Record set: Begin
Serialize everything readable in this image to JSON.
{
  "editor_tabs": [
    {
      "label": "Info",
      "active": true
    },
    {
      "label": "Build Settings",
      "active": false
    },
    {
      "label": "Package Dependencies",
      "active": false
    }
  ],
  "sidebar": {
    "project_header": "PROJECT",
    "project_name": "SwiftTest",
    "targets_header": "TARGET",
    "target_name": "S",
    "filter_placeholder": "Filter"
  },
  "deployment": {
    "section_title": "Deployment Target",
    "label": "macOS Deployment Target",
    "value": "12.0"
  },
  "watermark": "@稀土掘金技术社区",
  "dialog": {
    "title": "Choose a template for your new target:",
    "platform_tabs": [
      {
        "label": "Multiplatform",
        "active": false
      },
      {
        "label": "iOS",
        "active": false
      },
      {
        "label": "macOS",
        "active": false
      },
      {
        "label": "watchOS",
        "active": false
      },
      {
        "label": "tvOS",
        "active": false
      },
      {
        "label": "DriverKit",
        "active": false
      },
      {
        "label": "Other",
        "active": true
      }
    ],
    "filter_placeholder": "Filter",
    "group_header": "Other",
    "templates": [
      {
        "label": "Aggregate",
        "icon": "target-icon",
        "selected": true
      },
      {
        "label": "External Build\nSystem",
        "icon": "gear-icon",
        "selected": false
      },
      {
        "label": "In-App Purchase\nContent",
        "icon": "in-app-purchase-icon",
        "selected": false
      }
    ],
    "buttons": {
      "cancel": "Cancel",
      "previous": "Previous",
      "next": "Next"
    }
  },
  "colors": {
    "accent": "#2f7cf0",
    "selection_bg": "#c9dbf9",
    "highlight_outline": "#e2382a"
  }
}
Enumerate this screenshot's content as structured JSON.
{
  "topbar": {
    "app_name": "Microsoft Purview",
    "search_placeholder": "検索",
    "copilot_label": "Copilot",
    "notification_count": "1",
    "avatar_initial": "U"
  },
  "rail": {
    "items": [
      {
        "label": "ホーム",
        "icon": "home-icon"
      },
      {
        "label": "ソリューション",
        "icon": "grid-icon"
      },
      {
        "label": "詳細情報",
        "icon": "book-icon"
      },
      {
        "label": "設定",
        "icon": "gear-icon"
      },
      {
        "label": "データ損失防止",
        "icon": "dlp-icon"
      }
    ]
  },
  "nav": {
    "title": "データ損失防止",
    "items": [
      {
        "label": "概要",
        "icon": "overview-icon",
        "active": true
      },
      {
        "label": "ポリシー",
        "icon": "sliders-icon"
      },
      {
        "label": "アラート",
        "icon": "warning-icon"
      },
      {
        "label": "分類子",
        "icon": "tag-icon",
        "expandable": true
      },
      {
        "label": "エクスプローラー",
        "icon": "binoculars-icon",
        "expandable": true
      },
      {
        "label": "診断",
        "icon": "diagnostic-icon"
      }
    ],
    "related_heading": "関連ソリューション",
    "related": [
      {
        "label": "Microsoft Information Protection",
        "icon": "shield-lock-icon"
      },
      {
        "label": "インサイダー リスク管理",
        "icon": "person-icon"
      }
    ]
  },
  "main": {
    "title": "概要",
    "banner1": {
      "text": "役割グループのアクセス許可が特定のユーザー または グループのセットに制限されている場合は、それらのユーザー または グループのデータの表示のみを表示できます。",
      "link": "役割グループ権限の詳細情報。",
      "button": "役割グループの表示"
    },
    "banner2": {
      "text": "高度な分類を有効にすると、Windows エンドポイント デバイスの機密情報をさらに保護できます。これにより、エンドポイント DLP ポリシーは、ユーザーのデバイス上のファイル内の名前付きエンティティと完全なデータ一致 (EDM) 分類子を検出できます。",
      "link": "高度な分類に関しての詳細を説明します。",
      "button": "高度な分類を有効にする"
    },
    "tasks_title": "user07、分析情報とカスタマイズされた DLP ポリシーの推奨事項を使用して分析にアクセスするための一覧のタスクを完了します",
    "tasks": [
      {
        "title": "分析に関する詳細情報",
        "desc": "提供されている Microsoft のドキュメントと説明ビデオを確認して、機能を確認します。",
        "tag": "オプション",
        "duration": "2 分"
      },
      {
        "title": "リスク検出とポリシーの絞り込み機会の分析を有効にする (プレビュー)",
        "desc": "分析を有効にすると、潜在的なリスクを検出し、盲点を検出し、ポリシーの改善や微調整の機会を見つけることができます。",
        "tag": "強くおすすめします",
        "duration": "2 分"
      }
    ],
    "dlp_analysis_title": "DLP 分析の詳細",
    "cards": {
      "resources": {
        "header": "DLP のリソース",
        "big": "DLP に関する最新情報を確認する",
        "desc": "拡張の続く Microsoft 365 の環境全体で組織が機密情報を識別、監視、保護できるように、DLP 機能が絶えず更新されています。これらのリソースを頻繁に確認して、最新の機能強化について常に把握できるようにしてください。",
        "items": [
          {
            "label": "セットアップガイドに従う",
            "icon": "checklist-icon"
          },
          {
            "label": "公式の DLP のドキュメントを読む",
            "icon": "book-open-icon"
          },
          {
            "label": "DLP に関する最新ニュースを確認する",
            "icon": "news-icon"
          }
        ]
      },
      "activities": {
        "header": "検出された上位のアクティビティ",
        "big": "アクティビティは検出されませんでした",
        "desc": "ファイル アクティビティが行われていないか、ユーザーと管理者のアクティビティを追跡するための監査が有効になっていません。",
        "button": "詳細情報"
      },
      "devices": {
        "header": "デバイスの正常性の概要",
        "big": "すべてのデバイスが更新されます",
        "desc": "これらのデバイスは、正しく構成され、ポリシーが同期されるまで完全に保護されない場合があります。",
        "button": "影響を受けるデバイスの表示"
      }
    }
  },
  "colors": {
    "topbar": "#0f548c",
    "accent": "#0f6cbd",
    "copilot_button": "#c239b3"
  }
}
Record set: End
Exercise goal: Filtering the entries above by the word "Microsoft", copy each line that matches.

Solution for this problem:
    "app_name": "Microsoft Purview",
        "label": "Microsoft Information Protection",
        "desc": "提供されている Microsoft のドキュメントと説明ビデオを確認して、機能を確認します。",
        "desc": "拡張の続く Microsoft 365 の環境全体で組織が機密情報を識別、監視、保護できるように、DLP 機能が絶えず更新されています。これらのリソースを頻繁に確認して、最新の機能強化について常に把握できるようにしてください。",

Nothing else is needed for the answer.